ASSIGNMENT -> Send back every line of the data exactly.

------ INPUT DATA

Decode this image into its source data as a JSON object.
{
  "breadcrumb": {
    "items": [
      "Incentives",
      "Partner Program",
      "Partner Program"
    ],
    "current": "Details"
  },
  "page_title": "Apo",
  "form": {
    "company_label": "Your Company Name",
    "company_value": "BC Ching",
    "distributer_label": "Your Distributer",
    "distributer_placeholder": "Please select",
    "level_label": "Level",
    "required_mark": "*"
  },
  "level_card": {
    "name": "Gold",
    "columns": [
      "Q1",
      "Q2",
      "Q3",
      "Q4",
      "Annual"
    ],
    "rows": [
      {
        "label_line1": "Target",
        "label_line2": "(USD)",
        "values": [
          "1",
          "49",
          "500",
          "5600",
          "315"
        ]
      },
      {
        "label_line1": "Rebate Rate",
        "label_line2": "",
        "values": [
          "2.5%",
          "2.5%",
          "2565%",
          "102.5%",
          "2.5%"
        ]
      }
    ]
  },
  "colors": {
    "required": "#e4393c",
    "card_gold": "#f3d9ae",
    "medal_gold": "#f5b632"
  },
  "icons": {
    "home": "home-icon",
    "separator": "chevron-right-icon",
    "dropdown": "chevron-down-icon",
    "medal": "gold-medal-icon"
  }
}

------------

SOLUTION ->
Decode this image into its source data as a JSON object.
{
  "breadcrumb": {
    "items": [
      "Incentives",
      "Partner Program",
      "Partner Program"
    ],
    "current": "Details"
  },
  "page_title": "Apo",
  "form": {
    "company_label": "Your Company Name",
    "company_value": "BC Ching",
    "distributer_label": "Your Distributer",
    "distributer_placeholder": "Please select",
    "level_label": "Level",
    "required_mark": "*"
  },
  "level_card": {
    "name": "Gold",
    "columns": [
      "Q1",
      "Q2",
      "Q3",
      "Q4",
      "Annual"
    ],
    "rows": [
      {
        "label_line1": "Target",
        "label_line2": "(USD)",
        "values": [
          "1",
          "49",
          "500",
          "5600",
          "315"
        ]
      },
      {
        "label_line1": "Rebate Rate",
        "label_line2": "",
        "values": [
          "2.5%",
          "2.5%",
          "2565%",
          "102.5%",
          "2.5%"
        ]
      }
    ]
  },
  "colors": {
    "required": "#e4393c",
    "card_gold": "#f3d9ae",
    "medal_gold": "#f5b632"
  },
  "icons": {
    "home": "home-icon",
    "separator": "chevron-right-icon",
    "dropdown": "chevron-down-icon",
    "medal": "gold-medal-icon"
  }
}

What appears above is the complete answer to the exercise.